George Jacobs: The Real Help II
“He generally called me George, but when he was being rambunctious, particularly with his so-called gangster friends, with whom he loved to act as ‘bad’ as he could, he’d call me Spook. I know these were the days of Black Power, but somehow it didn’t bother me.” – George Jacobs
During my search for information on Marilyn Monroe’s relationship with the black community, I came across George Jacobs’ Mr. S: My Life with Frank Sinatra. Unlike the tale Elvis’ maid weaves in her book, Jacobs’ story provides all the juicy details about Sinatra behind the scenes. Maybe it helps to have had a huge fallout with your boss before you make a decision to capitalize on your former relationship with a tell-all. I respect that, especially if you claim it’s all true.
In 2007, there appeared to be some buzz about Brett Ratner’s plans to direct a film version of the book, which would star Chris Tucker as Jacobs. Nobody knows whatever became of that project, but the book lives on. Here’s a quick excerpt to get you going:

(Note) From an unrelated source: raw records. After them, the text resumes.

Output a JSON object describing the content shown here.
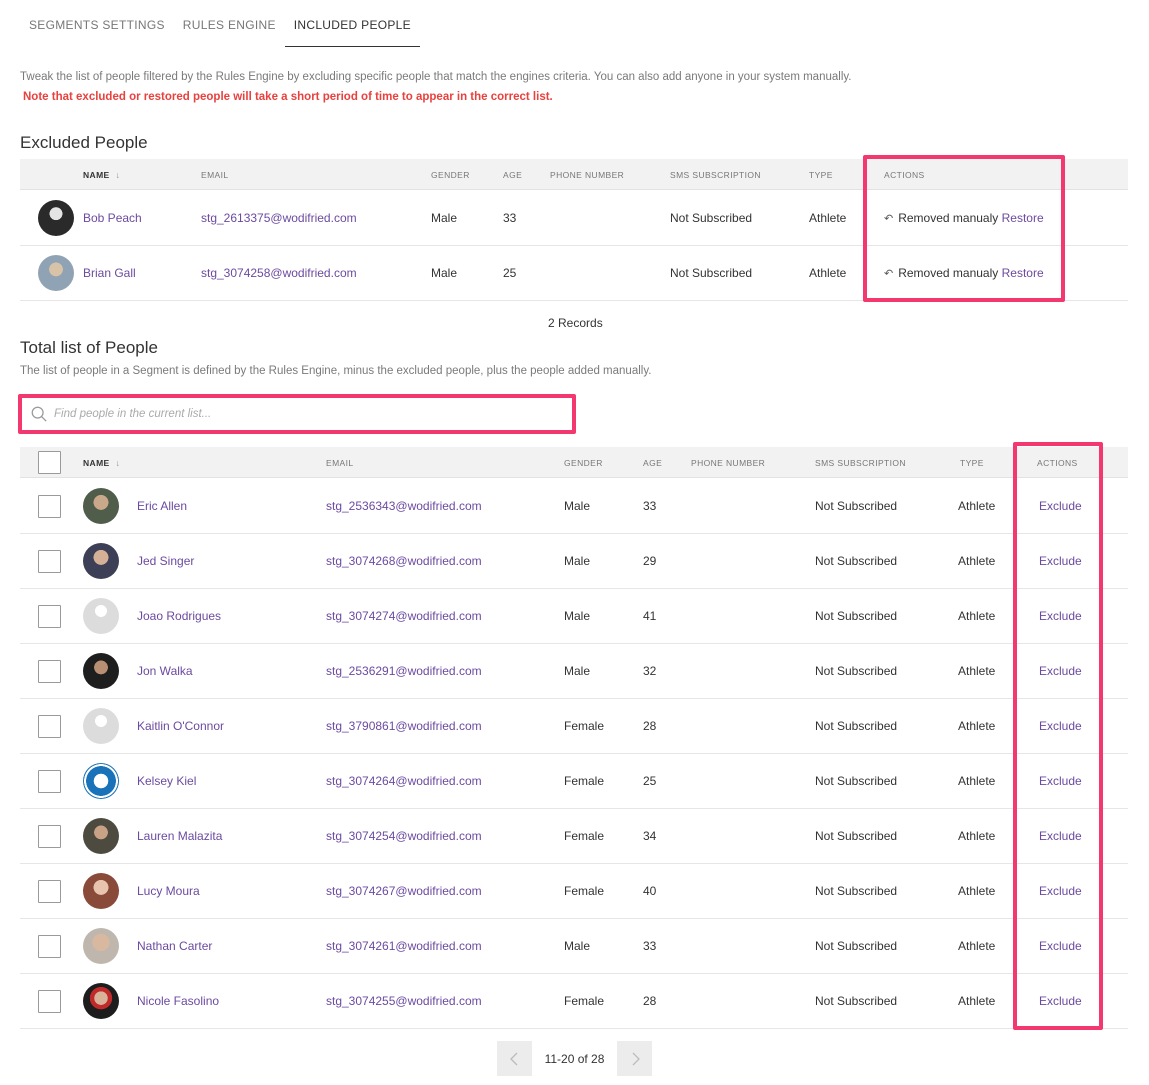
{
  "tabs": [
    {
      "label": "SEGMENTS SETTINGS"
    },
    {
      "label": "RULES ENGINE"
    },
    {
      "label": "INCLUDED PEOPLE"
    }
  ],
  "description": "Tweak the list of people filtered by the Rules Engine by excluding specific people that match the engines criteria. You can also add anyone in your system manually.",
  "warning": "Note that excluded or restored people will take a short period of time to appear in the correct list.",
  "excluded": {
    "title": "Excluded People",
    "columns": {
      "name": "NAME",
      "email": "EMAIL",
      "gender": "GENDER",
      "age": "AGE",
      "phone": "PHONE NUMBER",
      "sms": "SMS SUBSCRIPTION",
      "type": "TYPE",
      "actions": "ACTIONS"
    },
    "rows": [
      {
        "name": "Bob Peach",
        "email": "stg_2613375@wodifried.com",
        "gender": "Male",
        "age": "33",
        "phone": "",
        "sms": "Not Subscribed",
        "type": "Athlete",
        "status": "Removed manualy",
        "action": "Restore"
      },
      {
        "name": "Brian Gall",
        "email": "stg_3074258@wodifried.com",
        "gender": "Male",
        "age": "25",
        "phone": "",
        "sms": "Not Subscribed",
        "type": "Athlete",
        "status": "Removed manualy",
        "action": "Restore"
      }
    ],
    "records": "2 Records"
  },
  "total": {
    "title": "Total list of People",
    "description": "The list of people in a Segment is defined by the Rules Engine, minus the excluded people, plus the people added manually.",
    "search_placeholder": "Find people in the current list...",
    "columns": {
      "name": "NAME",
      "email": "EMAIL",
      "gender": "GENDER",
      "age": "AGE",
      "phone": "PHONE NUMBER",
      "sms": "SMS SUBSCRIPTION",
      "type": "TYPE",
      "actions": "ACTIONS"
    },
    "rows": [
      {
        "name": "Eric Allen",
        "email": "stg_2536343@wodifried.com",
        "gender": "Male",
        "age": "33",
        "sms": "Not Subscribed",
        "type": "Athlete",
        "action": "Exclude"
      },
      {
        "name": "Jed Singer",
        "email": "stg_3074268@wodifried.com",
        "gender": "Male",
        "age": "29",
        "sms": "Not Subscribed",
        "type": "Athlete",
        "action": "Exclude"
      },
      {
        "name": "Joao Rodrigues",
        "email": "stg_3074274@wodifried.com",
        "gender": "Male",
        "age": "41",
        "sms": "Not Subscribed",
        "type": "Athlete",
        "action": "Exclude"
      },
      {
        "name": "Jon Walka",
        "email": "stg_2536291@wodifried.com",
        "gender": "Male",
        "age": "32",
        "sms": "Not Subscribed",
        "type": "Athlete",
        "action": "Exclude"
      },
      {
        "name": "Kaitlin O'Connor",
        "email": "stg_3790861@wodifried.com",
        "gender": "Female",
        "age": "28",
        "sms": "Not Subscribed",
        "type": "Athlete",
        "action": "Exclude"
      },
      {
        "name": "Kelsey Kiel",
        "email": "stg_3074264@wodifried.com",
        "gender": "Female",
        "age": "25",
        "sms": "Not Subscribed",
        "type": "Athlete",
        "action": "Exclude"
      },
      {
        "name": "Lauren Malazita",
        "email": "stg_3074254@wodifried.com",
        "gender": "Female",
        "age": "34",
        "sms": "Not Subscribed",
        "type": "Athlete",
        "action": "Exclude"
      },
      {
        "name": "Lucy Moura",
        "email": "stg_3074267@wodifried.com",
        "gender": "Female",
        "age": "40",
        "sms": "Not Subscribed",
        "type": "Athlete",
        "action": "Exclude"
      },
      {
        "name": "Nathan Carter",
        "email": "stg_3074261@wodifried.com",
        "gender": "Male",
        "age": "33",
        "sms": "Not Subscribed",
        "type": "Athlete",
        "action": "Exclude"
      },
      {
        "name": "Nicole Fasolino",
        "email": "stg_3074255@wodifried.com",
        "gender": "Female",
        "age": "28",
        "sms": "Not Subscribed",
        "type": "Athlete",
        "action": "Exclude"
      }
    ]
  },
  "pagination": {
    "label": "11-20 of 28"
  },
  "colors": {
    "accent": "#6b4aa0",
    "warning": "#e8413e",
    "highlight": "#f2386e"
  }
}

It’s probably a good idea for me to point out that while I sometimes refer to the Chairman as Frank, or Sinatra, when we were together, I only addressed him as Mr. S. He generally called me George, but when he was being rambunctious, particularly with his so-called gangster friends, with whom he loved to act as “bad” as he could, he’d call me Spook. I know these were the days of Black Power, but somehow it didn’t bother me. After all, one of the few times I ever saw the guy cry was earlier that year when Martin Luther King Jr. was killed. (He did not shed a tear for Bobby Kennedy, but that’s another story.) He called his plane the El Dago. He called Dean Martin Wop, Gene Kelly Shanty, Cary Grant Sheenie, Jerry Lewis Jew, Laurence Harvey Ladyboy, Johnny Mathis the African Queen. Those were his terms of endearment. This was way before political correctness, and because he loved being the Bad Boy, he insisted on doing the opposite of whatever was political and whatever was correct, except around the kingpins of his youth like Sam Giancana with whom, ironically enough, he was always on perfect behavior, like a little altar boy.
We get a whole new outlook on well-known celebrities when ‘the help’ starts talking. You know Jacobs’ knows the business when he’s able to talk about the size of Sinatra’s manhood and the fact that they had to create special underwear to keep it contained. Wow.
Happy reading, y’all!